→ **Data provided**
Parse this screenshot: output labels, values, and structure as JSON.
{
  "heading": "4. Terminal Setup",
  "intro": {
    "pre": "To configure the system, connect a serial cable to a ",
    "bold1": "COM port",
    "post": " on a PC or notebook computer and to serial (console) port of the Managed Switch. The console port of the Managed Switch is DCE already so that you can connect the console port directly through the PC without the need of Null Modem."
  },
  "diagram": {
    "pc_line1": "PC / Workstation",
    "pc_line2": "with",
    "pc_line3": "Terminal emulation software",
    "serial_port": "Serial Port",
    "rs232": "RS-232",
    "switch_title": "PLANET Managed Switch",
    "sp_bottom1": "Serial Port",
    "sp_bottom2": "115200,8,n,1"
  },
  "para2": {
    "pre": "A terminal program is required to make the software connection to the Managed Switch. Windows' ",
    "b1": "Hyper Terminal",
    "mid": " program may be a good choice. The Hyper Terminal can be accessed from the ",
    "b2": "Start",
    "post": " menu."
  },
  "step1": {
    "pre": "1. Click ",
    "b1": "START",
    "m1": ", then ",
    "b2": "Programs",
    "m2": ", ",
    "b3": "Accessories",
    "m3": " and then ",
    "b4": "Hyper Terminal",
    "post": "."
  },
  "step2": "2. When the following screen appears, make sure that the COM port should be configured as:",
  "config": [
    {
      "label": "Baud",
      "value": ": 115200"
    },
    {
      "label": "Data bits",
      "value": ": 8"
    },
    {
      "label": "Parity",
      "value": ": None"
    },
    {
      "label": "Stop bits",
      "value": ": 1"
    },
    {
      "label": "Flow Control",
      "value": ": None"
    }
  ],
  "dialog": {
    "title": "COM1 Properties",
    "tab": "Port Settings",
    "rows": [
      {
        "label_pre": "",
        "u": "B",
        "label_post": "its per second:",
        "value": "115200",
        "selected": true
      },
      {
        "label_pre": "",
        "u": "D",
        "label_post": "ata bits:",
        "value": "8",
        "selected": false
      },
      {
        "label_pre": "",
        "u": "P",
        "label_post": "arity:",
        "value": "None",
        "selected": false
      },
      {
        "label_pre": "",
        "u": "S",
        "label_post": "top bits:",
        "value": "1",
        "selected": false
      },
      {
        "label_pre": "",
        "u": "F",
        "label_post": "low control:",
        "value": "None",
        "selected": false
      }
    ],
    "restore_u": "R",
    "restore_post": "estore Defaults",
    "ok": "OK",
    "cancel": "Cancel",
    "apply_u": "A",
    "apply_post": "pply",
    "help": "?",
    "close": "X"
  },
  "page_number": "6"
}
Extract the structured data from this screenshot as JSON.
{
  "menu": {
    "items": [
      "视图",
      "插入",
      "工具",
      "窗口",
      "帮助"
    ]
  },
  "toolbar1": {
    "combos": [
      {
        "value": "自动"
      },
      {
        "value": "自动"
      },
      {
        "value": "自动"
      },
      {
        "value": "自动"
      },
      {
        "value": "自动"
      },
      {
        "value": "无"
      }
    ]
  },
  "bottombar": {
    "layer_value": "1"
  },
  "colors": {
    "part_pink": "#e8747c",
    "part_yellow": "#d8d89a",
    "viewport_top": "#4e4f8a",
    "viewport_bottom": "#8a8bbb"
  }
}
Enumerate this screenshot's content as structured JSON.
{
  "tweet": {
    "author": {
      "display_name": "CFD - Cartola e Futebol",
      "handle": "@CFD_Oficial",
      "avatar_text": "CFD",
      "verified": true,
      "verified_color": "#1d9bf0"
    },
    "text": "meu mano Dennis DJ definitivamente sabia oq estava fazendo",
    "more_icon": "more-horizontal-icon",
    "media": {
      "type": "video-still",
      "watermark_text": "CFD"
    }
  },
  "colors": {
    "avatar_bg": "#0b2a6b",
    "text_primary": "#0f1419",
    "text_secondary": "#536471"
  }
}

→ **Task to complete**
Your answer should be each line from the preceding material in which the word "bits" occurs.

→ **Output for this exercise**
      "label": "Data bits",
      "label": "Stop bits",
        "label_post": "ata bits:",
        "label_post": "top bits:",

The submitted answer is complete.